At Platoon 22 we are working to combat the ever-rising Veteran suicide rate. Each day, more than twenty of our Veterans are lost to suicide. To combat these numbers civic engagement is key.
“It’s the importance of sharing the stories of our veterans in the struggle. A lot of folks look at mental health as like this incurable thing. We understand it’s going to be a long road back, but we fully expect you to come back. We don’t extend as, as a society, that same expectation to people that are suffering with various forms of mental health crisis or issues. It’s like if you’re crazy, you’re going to always be crazy.
A lot of times it just takes people learning how to cope with the issues and things they have. I still have depression, but I’ve learned how to manage that and learn how to mitigate it. I still have PTS, I’m gonna always have PTS. But what I learned through my process and what we want to be able to show people through Platoon 22 is that yes, going through a traumatic experience is traumatic and will leave scars. But if you learn how to navigate that process, and if you find the way to develop the resolve to get through the other side of it, it makes navigating life so much better. And that’s the plain truth that a lot of folks just don’t want to admit. You’re going to get hit with more stuff, right? I don’t care how much trauma you went through, you will continue to have trauma up until the day that you die. And if you don’t learn how to manage and mitigate the trauma that has already happened in your life, then 100% that next trauma might be the thing that does you in. Our goal is to show people that it’s not just about having PTSD or PTS, It’s about having PTSG, which is post traumatic growth.
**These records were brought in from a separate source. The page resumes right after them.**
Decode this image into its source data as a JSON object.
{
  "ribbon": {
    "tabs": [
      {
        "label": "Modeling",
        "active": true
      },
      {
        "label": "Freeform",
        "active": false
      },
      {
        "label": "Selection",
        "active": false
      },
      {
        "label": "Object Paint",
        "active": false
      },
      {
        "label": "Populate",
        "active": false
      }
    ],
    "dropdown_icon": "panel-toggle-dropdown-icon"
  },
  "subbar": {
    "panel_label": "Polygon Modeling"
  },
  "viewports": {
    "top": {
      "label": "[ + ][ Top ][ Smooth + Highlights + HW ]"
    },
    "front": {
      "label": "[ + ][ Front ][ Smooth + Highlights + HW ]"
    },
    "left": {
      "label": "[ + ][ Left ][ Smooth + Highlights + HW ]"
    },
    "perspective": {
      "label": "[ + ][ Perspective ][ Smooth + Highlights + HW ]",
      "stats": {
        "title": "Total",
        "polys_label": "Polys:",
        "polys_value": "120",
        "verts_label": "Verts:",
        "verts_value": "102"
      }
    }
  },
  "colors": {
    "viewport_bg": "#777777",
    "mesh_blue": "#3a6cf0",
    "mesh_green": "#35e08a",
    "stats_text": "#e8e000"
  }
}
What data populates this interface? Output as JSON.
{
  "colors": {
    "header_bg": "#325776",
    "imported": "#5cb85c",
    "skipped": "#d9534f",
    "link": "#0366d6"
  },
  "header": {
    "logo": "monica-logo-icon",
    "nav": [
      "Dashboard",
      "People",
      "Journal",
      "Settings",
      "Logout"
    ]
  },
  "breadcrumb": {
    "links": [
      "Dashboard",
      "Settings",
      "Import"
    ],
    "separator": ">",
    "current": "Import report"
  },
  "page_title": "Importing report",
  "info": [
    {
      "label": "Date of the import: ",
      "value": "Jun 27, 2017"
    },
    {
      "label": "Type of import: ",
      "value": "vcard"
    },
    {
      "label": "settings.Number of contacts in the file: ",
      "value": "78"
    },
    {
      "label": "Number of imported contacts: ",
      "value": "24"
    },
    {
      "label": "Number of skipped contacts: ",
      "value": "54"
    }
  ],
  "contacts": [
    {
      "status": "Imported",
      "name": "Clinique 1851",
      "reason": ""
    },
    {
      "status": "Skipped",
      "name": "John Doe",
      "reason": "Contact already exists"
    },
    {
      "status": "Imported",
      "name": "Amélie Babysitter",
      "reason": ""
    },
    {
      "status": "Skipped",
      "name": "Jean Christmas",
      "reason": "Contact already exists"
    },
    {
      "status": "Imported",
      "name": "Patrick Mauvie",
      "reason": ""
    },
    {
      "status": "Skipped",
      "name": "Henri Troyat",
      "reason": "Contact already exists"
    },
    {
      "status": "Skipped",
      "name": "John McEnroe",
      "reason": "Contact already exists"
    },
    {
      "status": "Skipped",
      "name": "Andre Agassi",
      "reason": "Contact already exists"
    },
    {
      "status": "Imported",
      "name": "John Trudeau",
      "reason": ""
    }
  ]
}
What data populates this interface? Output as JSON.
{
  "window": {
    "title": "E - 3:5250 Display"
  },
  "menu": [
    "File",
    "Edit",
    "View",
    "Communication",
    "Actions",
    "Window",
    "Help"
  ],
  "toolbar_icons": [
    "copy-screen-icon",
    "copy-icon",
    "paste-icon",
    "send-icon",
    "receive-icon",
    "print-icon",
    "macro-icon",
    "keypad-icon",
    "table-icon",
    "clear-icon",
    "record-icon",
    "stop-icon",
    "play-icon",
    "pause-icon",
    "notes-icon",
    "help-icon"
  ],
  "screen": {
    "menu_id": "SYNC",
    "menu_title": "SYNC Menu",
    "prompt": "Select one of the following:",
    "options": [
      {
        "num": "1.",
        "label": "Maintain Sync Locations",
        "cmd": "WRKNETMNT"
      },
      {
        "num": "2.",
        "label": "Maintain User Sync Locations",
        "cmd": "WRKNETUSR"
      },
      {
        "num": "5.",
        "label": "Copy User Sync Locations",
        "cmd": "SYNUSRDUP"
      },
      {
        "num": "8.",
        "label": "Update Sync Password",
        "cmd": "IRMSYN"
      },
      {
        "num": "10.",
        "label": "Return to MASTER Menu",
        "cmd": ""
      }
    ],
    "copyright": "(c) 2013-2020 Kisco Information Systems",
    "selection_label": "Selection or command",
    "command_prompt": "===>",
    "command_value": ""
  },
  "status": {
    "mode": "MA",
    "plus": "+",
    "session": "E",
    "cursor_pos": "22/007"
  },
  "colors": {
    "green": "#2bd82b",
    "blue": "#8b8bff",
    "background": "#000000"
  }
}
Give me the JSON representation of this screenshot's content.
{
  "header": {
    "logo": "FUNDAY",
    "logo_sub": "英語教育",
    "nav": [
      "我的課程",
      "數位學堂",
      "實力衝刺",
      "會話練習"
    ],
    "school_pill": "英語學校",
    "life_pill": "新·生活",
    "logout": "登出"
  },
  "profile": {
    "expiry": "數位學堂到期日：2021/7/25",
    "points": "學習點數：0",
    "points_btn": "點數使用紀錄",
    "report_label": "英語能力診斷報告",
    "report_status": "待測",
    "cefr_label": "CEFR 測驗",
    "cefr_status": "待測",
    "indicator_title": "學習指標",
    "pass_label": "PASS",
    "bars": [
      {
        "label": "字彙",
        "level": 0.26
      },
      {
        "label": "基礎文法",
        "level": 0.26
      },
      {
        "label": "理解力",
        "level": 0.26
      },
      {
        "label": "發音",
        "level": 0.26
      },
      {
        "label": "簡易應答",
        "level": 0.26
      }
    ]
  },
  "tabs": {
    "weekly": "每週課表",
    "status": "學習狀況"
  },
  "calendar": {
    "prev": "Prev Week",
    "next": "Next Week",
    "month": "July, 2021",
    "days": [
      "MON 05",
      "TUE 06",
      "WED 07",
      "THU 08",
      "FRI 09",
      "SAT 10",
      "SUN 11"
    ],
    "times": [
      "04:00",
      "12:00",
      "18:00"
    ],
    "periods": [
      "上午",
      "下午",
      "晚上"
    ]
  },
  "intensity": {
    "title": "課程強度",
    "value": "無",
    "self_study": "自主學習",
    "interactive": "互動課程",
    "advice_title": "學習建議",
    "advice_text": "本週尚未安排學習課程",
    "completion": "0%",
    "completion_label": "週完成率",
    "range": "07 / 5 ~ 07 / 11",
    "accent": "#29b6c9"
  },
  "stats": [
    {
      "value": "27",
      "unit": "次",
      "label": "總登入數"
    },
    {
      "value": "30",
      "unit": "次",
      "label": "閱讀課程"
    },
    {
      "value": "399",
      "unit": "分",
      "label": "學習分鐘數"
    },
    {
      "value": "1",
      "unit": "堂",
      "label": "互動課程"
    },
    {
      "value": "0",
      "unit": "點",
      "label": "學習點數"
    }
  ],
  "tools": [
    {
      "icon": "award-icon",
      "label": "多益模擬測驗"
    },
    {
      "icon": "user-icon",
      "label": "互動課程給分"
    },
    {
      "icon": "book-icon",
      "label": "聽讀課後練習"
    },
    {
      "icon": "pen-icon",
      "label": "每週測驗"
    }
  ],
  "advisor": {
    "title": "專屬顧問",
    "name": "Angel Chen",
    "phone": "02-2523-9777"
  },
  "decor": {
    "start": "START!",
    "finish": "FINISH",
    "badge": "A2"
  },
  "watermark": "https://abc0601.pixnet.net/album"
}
Not only can you survive post suicide, or post depression, or anxiety or whatever you’re dealing with, if you learn how to navigate that, you can actually thrive. ”
Danny Farrar, Co-Founder
With this epidemic running through our ranks, we must stand together and win this war.